### TASK DETAILS
Each line below must be reproduced exactly.
◇ ◇ ◇ ◇ ◇ ◇ ◇
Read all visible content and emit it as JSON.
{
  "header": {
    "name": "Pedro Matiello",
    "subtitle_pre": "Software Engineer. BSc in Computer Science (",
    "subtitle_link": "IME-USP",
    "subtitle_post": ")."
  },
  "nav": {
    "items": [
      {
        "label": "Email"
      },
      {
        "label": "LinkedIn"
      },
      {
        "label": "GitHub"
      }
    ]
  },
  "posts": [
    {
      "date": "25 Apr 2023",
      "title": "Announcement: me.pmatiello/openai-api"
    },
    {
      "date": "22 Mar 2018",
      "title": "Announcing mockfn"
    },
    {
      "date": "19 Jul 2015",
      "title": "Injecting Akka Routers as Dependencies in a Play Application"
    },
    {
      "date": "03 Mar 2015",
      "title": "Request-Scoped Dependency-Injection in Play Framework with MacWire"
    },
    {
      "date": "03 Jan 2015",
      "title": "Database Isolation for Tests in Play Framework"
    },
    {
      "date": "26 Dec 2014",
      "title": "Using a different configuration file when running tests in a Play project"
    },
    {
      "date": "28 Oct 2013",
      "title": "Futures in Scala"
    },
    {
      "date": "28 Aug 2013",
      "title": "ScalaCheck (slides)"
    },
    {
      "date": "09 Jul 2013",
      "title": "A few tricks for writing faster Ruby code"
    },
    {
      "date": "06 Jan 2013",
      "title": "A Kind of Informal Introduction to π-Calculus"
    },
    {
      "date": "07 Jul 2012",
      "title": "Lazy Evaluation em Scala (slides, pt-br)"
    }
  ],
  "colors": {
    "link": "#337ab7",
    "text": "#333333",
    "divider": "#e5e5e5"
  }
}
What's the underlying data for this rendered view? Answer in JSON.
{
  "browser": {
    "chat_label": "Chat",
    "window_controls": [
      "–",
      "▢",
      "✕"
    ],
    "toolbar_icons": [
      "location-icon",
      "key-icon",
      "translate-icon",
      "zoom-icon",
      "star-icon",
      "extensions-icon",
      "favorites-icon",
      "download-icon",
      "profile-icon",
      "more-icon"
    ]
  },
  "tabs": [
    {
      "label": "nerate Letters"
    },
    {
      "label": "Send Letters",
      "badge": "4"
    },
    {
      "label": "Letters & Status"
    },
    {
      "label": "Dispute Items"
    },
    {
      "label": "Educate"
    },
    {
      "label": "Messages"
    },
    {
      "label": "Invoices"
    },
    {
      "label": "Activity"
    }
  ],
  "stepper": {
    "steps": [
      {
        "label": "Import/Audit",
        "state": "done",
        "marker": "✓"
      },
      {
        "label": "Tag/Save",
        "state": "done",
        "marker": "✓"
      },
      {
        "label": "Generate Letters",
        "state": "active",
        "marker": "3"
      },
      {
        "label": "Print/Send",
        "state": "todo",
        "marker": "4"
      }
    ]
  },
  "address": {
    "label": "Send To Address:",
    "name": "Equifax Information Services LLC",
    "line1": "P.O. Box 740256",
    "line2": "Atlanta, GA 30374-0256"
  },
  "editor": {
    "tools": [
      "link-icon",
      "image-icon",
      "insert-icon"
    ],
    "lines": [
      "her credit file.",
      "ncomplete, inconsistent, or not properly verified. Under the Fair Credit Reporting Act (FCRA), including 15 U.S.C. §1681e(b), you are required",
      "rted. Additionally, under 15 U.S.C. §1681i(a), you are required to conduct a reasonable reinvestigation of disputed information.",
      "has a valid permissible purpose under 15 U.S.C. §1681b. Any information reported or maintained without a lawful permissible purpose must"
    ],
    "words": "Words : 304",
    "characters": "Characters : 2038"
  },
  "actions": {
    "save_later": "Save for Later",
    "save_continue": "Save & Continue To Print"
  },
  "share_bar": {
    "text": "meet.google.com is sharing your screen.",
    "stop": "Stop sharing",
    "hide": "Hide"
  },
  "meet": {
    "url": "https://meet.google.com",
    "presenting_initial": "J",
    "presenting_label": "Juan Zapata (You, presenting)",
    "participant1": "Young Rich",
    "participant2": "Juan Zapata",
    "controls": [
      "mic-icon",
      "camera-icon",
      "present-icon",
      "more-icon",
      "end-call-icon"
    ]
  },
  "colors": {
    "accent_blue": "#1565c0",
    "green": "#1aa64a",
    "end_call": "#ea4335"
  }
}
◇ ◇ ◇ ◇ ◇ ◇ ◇
### RESPONSE TO THE EXERCISE
Read all visible content and emit it as JSON.
{
  "header": {
    "name": "Pedro Matiello",
    "subtitle_pre": "Software Engineer. BSc in Computer Science (",
    "subtitle_link": "IME-USP",
    "subtitle_post": ")."
  },
  "nav": {
    "items": [
      {
        "label": "Email"
      },
      {
        "label": "LinkedIn"
      },
      {
        "label": "GitHub"
      }
    ]
  },
  "posts": [
    {
      "date": "25 Apr 2023",
      "title": "Announcement: me.pmatiello/openai-api"
    },
    {
      "date": "22 Mar 2018",
      "title": "Announcing mockfn"
    },
    {
      "date": "19 Jul 2015",
      "title": "Injecting Akka Routers as Dependencies in a Play Application"
    },
    {
      "date": "03 Mar 2015",
      "title": "Request-Scoped Dependency-Injection in Play Framework with MacWire"
    },
    {
      "date": "03 Jan 2015",
      "title": "Database Isolation for Tests in Play Framework"
    },
    {
      "date": "26 Dec 2014",
      "title": "Using a different configuration file when running tests in a Play project"
    },
    {
      "date": "28 Oct 2013",
      "title": "Futures in Scala"
    },
    {
      "date": "28 Aug 2013",
      "title": "ScalaCheck (slides)"
    },
    {
      "date": "09 Jul 2013",
      "title": "A few tricks for writing faster Ruby code"
    },
    {
      "date": "06 Jan 2013",
      "title": "A Kind of Informal Introduction to π-Calculus"
    },
    {
      "date": "07 Jul 2012",
      "title": "Lazy Evaluation em Scala (slides, pt-br)"
    }
  ],
  "colors": {
    "link": "#337ab7",
    "text": "#333333",
    "divider": "#e5e5e5"
  }
}
What's the underlying data for this rendered view? Answer in JSON.
{
  "browser": {
    "chat_label": "Chat",
    "window_controls": [
      "–",
      "▢",
      "✕"
    ],
    "toolbar_icons": [
      "location-icon",
      "key-icon",
      "translate-icon",
      "zoom-icon",
      "star-icon",
      "extensions-icon",
      "favorites-icon",
      "download-icon",
      "profile-icon",
      "more-icon"
    ]
  },
  "tabs": [
    {
      "label": "nerate Letters"
    },
    {
      "label": "Send Letters",
      "badge": "4"
    },
    {
      "label": "Letters & Status"
    },
    {
      "label": "Dispute Items"
    },
    {
      "label": "Educate"
    },
    {
      "label": "Messages"
    },
    {
      "label": "Invoices"
    },
    {
      "label": "Activity"
    }
  ],
  "stepper": {
    "steps": [
      {
        "label": "Import/Audit",
        "state": "done",
        "marker": "✓"
      },
      {
        "label": "Tag/Save",
        "state": "done",
        "marker": "✓"
      },
      {
        "label": "Generate Letters",
        "state": "active",
        "marker": "3"
      },
      {
        "label": "Print/Send",
        "state": "todo",
        "marker": "4"
      }
    ]
  },
  "address": {
    "label": "Send To Address:",
    "name": "Equifax Information Services LLC",
    "line1": "P.O. Box 740256",
    "line2": "Atlanta, GA 30374-0256"
  },
  "editor": {
    "tools": [
      "link-icon",
      "image-icon",
      "insert-icon"
    ],
    "lines": [
      "her credit file.",
      "ncomplete, inconsistent, or not properly verified. Under the Fair Credit Reporting Act (FCRA), including 15 U.S.C. §1681e(b), you are required",
      "rted. Additionally, under 15 U.S.C. §1681i(a), you are required to conduct a reasonable reinvestigation of disputed information.",
      "has a valid permissible purpose under 15 U.S.C. §1681b. Any information reported or maintained without a lawful permissible purpose must"
    ],
    "words": "Words : 304",
    "characters": "Characters : 2038"
  },
  "actions": {
    "save_later": "Save for Later",
    "save_continue": "Save & Continue To Print"
  },
  "share_bar": {
    "text": "meet.google.com is sharing your screen.",
    "stop": "Stop sharing",
    "hide": "Hide"
  },
  "meet": {
    "url": "https://meet.google.com",
    "presenting_initial": "J",
    "presenting_label": "Juan Zapata (You, presenting)",
    "participant1": "Young Rich",
    "participant2": "Juan Zapata",
    "controls": [
      "mic-icon",
      "camera-icon",
      "present-icon",
      "more-icon",
      "end-call-icon"
    ]
  },
  "colors": {
    "accent_blue": "#1565c0",
    "green": "#1aa64a",
    "end_call": "#ea4335"
  }
}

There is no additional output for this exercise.